This brilliant satirical story is about a vain emperor who only cares about appearances. Two con-men convince him that they’re tailors who will make him clothes made out of fabric so fine and rich that only the intelligent will be able to see them. Throughout the “weaving” and “fitting” neither the emperor nor any of his advisors admit that they cannot see the threads, out of fear of being called unfit for their position. When the outfit is complete, the emperor parades down the street naked, proud of his finery, with all his subjects admiring the clothes, not wanting to appear stupid. The story ends when a little child exclaims “But the Emperor isn’t wearing any clothes!” only to be chided by a grownup.
There are so many lessons in this story that I would like to teach my kids:
- Vanity inevitably leads to downfall
- If something is too good to be true…
- Fear of appearing unfit is never a good motivator
- However, truly being an impostor and lying about your credentials is even worse
- People will betray their selves to conform with their peers
- Sometimes the voice stating the obvious can be the most constructively disruptive voice of all
- Do not be afraid to state the obvious
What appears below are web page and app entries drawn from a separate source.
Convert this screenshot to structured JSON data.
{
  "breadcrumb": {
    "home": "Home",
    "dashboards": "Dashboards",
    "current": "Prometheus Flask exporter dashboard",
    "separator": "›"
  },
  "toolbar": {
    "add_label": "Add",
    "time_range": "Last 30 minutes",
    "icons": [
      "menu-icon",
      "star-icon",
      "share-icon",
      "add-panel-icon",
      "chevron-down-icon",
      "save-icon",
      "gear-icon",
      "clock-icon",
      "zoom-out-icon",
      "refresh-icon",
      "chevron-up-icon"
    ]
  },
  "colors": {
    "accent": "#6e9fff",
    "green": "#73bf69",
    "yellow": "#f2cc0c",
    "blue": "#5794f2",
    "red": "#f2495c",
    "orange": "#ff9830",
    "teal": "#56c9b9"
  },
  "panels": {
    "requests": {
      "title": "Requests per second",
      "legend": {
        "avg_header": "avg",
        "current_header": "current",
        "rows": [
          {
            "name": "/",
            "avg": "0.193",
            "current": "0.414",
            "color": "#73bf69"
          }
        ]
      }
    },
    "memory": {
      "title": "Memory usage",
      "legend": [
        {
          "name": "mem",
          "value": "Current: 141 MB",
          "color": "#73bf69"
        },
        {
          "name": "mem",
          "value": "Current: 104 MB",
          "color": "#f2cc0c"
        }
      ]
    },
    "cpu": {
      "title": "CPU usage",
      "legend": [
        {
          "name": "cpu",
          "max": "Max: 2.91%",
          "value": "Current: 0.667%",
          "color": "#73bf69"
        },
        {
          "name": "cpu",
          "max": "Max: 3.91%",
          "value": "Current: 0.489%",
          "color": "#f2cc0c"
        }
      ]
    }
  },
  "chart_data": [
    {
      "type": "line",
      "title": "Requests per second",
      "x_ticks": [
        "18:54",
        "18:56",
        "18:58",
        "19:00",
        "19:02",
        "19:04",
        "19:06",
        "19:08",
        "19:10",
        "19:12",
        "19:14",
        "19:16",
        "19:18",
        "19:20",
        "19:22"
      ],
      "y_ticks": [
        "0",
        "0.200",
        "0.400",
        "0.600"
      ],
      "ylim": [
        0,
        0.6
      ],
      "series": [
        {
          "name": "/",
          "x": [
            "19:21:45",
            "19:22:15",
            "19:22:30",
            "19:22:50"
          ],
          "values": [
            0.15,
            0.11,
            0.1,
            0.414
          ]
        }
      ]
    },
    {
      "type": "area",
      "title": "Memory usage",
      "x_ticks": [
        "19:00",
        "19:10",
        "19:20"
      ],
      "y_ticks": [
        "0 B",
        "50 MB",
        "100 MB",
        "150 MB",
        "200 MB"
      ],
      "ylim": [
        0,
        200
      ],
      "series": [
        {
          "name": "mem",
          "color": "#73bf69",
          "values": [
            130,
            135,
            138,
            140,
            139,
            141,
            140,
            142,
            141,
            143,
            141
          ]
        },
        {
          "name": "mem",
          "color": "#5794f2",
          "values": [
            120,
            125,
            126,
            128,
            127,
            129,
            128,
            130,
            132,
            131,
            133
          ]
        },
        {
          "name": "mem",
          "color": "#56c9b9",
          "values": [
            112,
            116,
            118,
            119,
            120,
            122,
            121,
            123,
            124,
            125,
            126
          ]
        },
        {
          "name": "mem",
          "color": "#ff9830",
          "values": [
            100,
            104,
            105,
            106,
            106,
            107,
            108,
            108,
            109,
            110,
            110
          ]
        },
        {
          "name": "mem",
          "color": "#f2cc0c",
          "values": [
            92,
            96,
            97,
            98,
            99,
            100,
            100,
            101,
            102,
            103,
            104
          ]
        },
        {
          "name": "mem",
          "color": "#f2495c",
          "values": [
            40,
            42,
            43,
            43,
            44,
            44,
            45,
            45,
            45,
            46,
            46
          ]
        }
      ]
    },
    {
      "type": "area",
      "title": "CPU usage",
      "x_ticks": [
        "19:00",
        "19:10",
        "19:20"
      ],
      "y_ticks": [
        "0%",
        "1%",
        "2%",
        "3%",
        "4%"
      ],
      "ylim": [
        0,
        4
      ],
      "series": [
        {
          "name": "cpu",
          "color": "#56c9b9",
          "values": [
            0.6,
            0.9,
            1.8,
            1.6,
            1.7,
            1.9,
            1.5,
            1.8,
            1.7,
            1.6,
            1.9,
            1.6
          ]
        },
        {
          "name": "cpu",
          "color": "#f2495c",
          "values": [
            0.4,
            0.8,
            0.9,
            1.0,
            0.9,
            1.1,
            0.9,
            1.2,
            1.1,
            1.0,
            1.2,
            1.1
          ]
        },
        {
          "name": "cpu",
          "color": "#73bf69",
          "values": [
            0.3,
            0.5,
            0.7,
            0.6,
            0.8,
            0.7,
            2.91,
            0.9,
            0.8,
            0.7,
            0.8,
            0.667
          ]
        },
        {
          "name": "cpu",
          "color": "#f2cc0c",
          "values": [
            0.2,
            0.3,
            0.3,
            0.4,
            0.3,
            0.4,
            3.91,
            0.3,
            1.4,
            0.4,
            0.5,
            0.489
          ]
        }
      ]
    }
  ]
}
- But know that there will always be people who will refute what their eyes see, only because they don’t want to admit they were wrong.
I’m sure there are more as well.
I first started thinking about this when President Bush and his minions were trying to convince us that Iraq was responsible for 9/11. The fact that all of that stemmed from one man’s ambitions to lead Iraq made me wish that Americans heard the ‘children’ crying out. Sadly, it was not to be.
Most recently I was again reminded about this when the apparent fear of admitting that their initial response was wrong led the people in the Irving School District to call the police to arrest Ahmed Mohammed for making a fake bomb. A simple “Oh, so that’s what it is. Never mind!” would have dissolved any tension. But that would have required humility.
This story does not present ideas that no one had thought of before or since. Its genius is in presenting it in a little tale that can be summarized in a single paragraph. At first my kids will know it at face value. But later, I suspect and hope they’ll have a deeper connection with it.
See you tomorrow.
This is the 22nd of my 30 days posts.